Problem description – Only lines that contain the word "khẩu" belong in the answer; copy them from the records below.

[Opening Exercise data section]

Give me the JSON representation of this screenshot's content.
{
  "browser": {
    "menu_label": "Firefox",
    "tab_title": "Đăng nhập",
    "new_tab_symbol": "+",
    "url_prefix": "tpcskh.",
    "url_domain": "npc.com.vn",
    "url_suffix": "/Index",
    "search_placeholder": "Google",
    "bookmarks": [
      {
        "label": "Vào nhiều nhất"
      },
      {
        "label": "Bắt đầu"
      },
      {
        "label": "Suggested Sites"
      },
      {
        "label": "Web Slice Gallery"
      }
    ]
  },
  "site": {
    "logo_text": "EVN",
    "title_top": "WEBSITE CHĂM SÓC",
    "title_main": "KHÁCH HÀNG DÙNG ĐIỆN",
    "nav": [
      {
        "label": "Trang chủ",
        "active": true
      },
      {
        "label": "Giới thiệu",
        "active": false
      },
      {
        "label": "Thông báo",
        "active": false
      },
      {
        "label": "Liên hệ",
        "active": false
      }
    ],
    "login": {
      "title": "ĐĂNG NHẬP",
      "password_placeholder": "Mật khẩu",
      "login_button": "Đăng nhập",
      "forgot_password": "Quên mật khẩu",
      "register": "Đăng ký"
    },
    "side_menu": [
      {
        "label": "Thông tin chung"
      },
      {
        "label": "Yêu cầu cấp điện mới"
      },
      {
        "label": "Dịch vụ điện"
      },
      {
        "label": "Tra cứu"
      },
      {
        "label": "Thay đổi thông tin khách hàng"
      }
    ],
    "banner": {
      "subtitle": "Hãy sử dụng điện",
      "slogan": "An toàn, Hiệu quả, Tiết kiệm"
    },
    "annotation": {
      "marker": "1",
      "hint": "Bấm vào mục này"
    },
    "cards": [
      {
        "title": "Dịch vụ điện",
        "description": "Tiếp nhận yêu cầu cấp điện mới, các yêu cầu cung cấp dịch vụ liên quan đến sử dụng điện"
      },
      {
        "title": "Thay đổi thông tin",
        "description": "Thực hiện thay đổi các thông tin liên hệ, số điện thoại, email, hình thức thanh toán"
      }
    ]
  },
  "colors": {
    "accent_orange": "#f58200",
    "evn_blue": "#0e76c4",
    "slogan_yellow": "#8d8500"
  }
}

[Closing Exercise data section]

Response to this task –
      "password_placeholder": "Mật khẩu",
      "forgot_password": "Quên mật khẩu",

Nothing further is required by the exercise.